Say goodbye to English subtitles and get comfortable with reading Japanese subtitles. Having English anywhere on the screen is doing yourself a major disservice. This means that you should have at least an intermediate level of Japanese for it to aid you with your learning. This is a great opportunity to reinforce your listening skills for vocabulary, grammar and speech patterns.
Don’t get too bogged down with understanding every little detail from the beginning, though. Gaining complete comprehension will take time and practice, as long as you are able to fill in the blanks as you go along, then you are making progress.

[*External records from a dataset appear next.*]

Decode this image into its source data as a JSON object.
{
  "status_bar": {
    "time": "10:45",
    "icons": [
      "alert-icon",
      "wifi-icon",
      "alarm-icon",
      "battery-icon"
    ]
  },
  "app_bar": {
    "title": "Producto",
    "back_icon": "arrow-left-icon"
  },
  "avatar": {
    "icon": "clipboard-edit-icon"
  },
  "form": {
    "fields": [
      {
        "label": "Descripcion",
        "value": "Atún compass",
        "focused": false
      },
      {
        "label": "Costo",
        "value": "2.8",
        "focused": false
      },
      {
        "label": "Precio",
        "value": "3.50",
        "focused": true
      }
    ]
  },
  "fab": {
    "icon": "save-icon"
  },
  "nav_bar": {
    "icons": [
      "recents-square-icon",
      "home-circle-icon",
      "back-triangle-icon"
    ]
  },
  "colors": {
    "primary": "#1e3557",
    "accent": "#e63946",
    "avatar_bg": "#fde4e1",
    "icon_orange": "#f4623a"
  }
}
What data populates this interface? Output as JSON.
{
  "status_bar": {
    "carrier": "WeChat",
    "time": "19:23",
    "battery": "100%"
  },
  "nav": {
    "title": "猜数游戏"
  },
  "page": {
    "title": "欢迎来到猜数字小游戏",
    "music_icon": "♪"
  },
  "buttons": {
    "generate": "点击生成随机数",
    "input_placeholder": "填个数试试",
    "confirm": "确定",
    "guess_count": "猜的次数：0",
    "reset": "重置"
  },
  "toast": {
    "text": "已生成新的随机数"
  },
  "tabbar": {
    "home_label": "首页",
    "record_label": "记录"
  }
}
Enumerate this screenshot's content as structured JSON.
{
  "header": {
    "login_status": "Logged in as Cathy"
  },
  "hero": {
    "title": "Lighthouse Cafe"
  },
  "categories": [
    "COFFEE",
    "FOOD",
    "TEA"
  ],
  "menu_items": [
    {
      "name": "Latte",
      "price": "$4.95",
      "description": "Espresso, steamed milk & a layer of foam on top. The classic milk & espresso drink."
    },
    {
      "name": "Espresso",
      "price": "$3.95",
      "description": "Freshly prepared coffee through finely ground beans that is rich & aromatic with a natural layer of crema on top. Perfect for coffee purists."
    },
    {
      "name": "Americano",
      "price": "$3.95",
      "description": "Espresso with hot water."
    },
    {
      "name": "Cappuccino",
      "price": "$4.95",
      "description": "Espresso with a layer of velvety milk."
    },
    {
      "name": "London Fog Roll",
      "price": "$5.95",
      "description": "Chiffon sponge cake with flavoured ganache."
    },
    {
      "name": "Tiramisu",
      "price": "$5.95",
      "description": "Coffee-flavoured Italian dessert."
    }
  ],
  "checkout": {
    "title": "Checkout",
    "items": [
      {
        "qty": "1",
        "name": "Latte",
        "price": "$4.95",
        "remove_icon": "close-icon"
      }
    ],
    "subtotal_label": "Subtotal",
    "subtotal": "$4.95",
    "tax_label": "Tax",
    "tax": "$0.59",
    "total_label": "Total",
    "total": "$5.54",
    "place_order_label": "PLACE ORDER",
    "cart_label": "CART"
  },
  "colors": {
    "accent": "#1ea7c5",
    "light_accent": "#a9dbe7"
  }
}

When watching an episode, write down all the new words you have come across and put them into a spreadsheet. This helps you to keep track of what you’re learning. If you’re into using flashcard applications, such as Anki, you can import your spreadsheet and test your knowledge. The most important thing is you learn all these items and their meaning before moving on to the next episode.
Language shadowing involves reading the subtitles out loud along with the speaker (anime character, narrator, etc.). This will help you to develop your pronunciation abilities in Japanese. Having said that, be careful to not mimic characters who don’t sound like real people… you could be training yourself to sound like a weirdo!
Most streaming platforms also offer you to slow down the speed of the video which is a major help if you’re still getting used to the Japanese pronunciation.
When choosing which anime program to watch, it’s recommended to avoid outlandish themes such as science fiction and fantasy. These themes use more unusual Japanese that will generally not stand to you in real life. Three broad anime themes that can be trusted to have more normal, casual language, however, are high school shows, detective dramas and sports anime.
Check out our article on chrome extensions for language learners for more ideas.
Japanese is an honorific language with different ways of speaking. It goes beyond the generally straightforward distinction between formal and informal though and depends on whether you are speaking with a friend, family member, acquaintance, colleague, or superior.
It’s important to be aware of this when watching Japanese anime because the characters live in their own universe where slang, casual language, and even made up words are very much part of the anime-world. Imitating anime characters can leave you speaking like a child or a rude person if you aren’t fully aware of the context. Find out more about Japanese etiquette in our article "Learn Japanese Online."
楽しんで！ (have fun!)